    PID coefficients and initial RPM value.
  • [Table 3] Positioning and extent of propeller.
    Positioning and extent of propeller.
  • [Table 4] RPM constraints.
    RPM constraints.
  • [Fig. 9] Changes in forward speed due to waves with different values of ∂RPM / ∂t allowed.
    Changes in forward speed due to waves with different values of ∂RPM / ∂t allowed.
  • [Fig. 10] Changes in surge due to waves with different values of ∂RPM / ∂t allowed.
    Changes in surge due to waves with different values of ∂RPM / ∂t allowed.
  • [Fig. 11] Development of propeller RPM with different values of ∂RPM / ∂t allowed.
    Development of propeller RPM with different values of ∂RPM / ∂t allowed.
  • [Fig. 12] Changes in delivered power with different values of ∂RPM / ∂t allowed.

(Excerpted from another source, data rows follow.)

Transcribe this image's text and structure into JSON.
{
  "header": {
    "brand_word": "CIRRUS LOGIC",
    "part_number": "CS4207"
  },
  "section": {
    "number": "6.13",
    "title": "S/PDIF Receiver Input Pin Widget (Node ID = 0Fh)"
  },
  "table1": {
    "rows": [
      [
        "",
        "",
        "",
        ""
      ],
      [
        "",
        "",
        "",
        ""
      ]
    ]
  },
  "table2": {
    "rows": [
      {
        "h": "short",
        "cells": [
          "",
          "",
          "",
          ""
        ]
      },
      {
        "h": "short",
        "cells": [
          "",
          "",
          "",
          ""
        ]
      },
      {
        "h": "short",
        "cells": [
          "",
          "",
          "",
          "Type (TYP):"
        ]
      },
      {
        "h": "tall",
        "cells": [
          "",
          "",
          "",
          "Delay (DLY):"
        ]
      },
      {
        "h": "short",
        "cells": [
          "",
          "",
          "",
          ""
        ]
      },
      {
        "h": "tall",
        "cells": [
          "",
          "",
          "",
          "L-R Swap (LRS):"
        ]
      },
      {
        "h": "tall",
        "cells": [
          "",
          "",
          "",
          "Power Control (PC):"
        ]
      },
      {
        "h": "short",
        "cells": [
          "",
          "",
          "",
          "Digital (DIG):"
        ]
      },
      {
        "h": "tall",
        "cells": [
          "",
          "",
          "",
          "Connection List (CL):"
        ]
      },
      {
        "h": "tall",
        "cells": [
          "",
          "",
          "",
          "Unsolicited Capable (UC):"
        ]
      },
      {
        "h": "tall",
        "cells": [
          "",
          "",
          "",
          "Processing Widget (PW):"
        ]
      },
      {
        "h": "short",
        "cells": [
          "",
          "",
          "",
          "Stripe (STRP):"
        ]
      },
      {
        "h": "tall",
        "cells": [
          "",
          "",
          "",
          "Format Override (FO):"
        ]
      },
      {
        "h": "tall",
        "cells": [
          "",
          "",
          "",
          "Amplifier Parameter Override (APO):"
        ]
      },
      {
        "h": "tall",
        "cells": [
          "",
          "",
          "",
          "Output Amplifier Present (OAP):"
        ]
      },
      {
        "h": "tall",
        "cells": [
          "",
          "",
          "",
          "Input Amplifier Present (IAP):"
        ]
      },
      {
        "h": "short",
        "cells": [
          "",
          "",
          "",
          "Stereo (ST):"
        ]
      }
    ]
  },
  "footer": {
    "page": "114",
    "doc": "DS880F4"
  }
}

    Changes in delivered power with different values of ∂RPM / ∂t allowed.